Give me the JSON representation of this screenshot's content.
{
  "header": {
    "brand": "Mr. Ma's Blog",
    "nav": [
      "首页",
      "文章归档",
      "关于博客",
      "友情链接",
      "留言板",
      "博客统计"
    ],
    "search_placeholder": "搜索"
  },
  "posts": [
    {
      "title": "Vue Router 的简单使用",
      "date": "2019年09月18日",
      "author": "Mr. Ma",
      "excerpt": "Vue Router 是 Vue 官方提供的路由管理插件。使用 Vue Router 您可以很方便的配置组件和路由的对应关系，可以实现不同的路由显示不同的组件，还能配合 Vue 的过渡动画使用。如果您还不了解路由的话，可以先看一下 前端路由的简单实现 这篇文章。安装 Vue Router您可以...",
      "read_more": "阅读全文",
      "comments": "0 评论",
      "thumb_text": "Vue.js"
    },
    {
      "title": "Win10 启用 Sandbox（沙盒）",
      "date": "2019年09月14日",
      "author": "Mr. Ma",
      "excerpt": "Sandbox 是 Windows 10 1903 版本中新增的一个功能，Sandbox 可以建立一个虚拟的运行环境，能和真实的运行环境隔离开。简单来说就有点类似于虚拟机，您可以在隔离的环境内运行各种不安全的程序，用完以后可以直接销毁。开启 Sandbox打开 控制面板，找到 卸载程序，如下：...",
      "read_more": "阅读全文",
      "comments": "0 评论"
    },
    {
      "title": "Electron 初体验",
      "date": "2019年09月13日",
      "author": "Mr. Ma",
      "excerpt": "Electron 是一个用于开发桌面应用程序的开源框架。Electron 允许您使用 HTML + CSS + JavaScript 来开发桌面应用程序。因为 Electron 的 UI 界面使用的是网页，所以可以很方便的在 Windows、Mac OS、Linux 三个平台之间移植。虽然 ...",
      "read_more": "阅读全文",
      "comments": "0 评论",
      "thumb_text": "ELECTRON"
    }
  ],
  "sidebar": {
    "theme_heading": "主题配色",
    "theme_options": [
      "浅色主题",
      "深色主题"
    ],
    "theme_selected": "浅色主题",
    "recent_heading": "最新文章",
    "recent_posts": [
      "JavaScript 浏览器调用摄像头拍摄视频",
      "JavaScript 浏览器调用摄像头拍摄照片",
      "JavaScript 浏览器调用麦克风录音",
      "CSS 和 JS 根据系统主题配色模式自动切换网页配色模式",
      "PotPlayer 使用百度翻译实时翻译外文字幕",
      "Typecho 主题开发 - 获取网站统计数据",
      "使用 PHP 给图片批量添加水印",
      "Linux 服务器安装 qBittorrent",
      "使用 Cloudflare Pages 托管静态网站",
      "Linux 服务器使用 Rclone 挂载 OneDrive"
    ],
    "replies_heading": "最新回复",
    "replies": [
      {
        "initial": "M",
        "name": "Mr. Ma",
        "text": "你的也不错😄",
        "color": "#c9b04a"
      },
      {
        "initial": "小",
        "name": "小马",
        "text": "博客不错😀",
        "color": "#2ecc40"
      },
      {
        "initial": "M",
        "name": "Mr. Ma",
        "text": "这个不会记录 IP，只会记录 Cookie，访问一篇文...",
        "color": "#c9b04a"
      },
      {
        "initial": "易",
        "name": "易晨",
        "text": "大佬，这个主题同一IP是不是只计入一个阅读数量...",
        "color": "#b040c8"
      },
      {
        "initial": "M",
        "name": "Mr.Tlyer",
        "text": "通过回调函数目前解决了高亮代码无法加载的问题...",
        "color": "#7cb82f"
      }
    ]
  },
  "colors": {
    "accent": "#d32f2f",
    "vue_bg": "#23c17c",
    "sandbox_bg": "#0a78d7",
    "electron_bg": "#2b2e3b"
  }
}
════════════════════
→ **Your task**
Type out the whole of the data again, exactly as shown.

→ **Answer space**
Give me the JSON representation of this screenshot's content.
{
  "header": {
    "brand": "Mr. Ma's Blog",
    "nav": [
      "首页",
      "文章归档",
      "关于博客",
      "友情链接",
      "留言板",
      "博客统计"
    ],
    "search_placeholder": "搜索"
  },
  "posts": [
    {
      "title": "Vue Router 的简单使用",
      "date": "2019年09月18日",
      "author": "Mr. Ma",
      "excerpt": "Vue Router 是 Vue 官方提供的路由管理插件。使用 Vue Router 您可以很方便的配置组件和路由的对应关系，可以实现不同的路由显示不同的组件，还能配合 Vue 的过渡动画使用。如果您还不了解路由的话，可以先看一下 前端路由的简单实现 这篇文章。安装 Vue Router您可以...",
      "read_more": "阅读全文",
      "comments": "0 评论",
      "thumb_text": "Vue.js"
    },
    {
      "title": "Win10 启用 Sandbox（沙盒）",
      "date": "2019年09月14日",
      "author": "Mr. Ma",
      "excerpt": "Sandbox 是 Windows 10 1903 版本中新增的一个功能，Sandbox 可以建立一个虚拟的运行环境，能和真实的运行环境隔离开。简单来说就有点类似于虚拟机，您可以在隔离的环境内运行各种不安全的程序，用完以后可以直接销毁。开启 Sandbox打开 控制面板，找到 卸载程序，如下：...",
      "read_more": "阅读全文",
      "comments": "0 评论"
    },
    {
      "title": "Electron 初体验",
      "date": "2019年09月13日",
      "author": "Mr. Ma",
      "excerpt": "Electron 是一个用于开发桌面应用程序的开源框架。Electron 允许您使用 HTML + CSS + JavaScript 来开发桌面应用程序。因为 Electron 的 UI 界面使用的是网页，所以可以很方便的在 Windows、Mac OS、Linux 三个平台之间移植。虽然 ...",
      "read_more": "阅读全文",
      "comments": "0 评论",
      "thumb_text": "ELECTRON"
    }
  ],
  "sidebar": {
    "theme_heading": "主题配色",
    "theme_options": [
      "浅色主题",
      "深色主题"
    ],
    "theme_selected": "浅色主题",
    "recent_heading": "最新文章",
    "recent_posts": [
      "JavaScript 浏览器调用摄像头拍摄视频",
      "JavaScript 浏览器调用摄像头拍摄照片",
      "JavaScript 浏览器调用麦克风录音",
      "CSS 和 JS 根据系统主题配色模式自动切换网页配色模式",
      "PotPlayer 使用百度翻译实时翻译外文字幕",
      "Typecho 主题开发 - 获取网站统计数据",
      "使用 PHP 给图片批量添加水印",
      "Linux 服务器安装 qBittorrent",
      "使用 Cloudflare Pages 托管静态网站",
      "Linux 服务器使用 Rclone 挂载 OneDrive"
    ],
    "replies_heading": "最新回复",
    "replies": [
      {
        "initial": "M",
        "name": "Mr. Ma",
        "text": "你的也不错😄",
        "color": "#c9b04a"
      },
      {
        "initial": "小",
        "name": "小马",
        "text": "博客不错😀",
        "color": "#2ecc40"
      },
      {
        "initial": "M",
        "name": "Mr. Ma",
        "text": "这个不会记录 IP，只会记录 Cookie，访问一篇文...",
        "color": "#c9b04a"
      },
      {
        "initial": "易",
        "name": "易晨",
        "text": "大佬，这个主题同一IP是不是只计入一个阅读数量...",
        "color": "#b040c8"
      },
      {
        "initial": "M",
        "name": "Mr.Tlyer",
        "text": "通过回调函数目前解决了高亮代码无法加载的问题...",
        "color": "#7cb82f"
      }
    ]
  },
  "colors": {
    "accent": "#d32f2f",
    "vue_bg": "#23c17c",
    "sandbox_bg": "#0a78d7",
    "electron_bg": "#2b2e3b"
  }
}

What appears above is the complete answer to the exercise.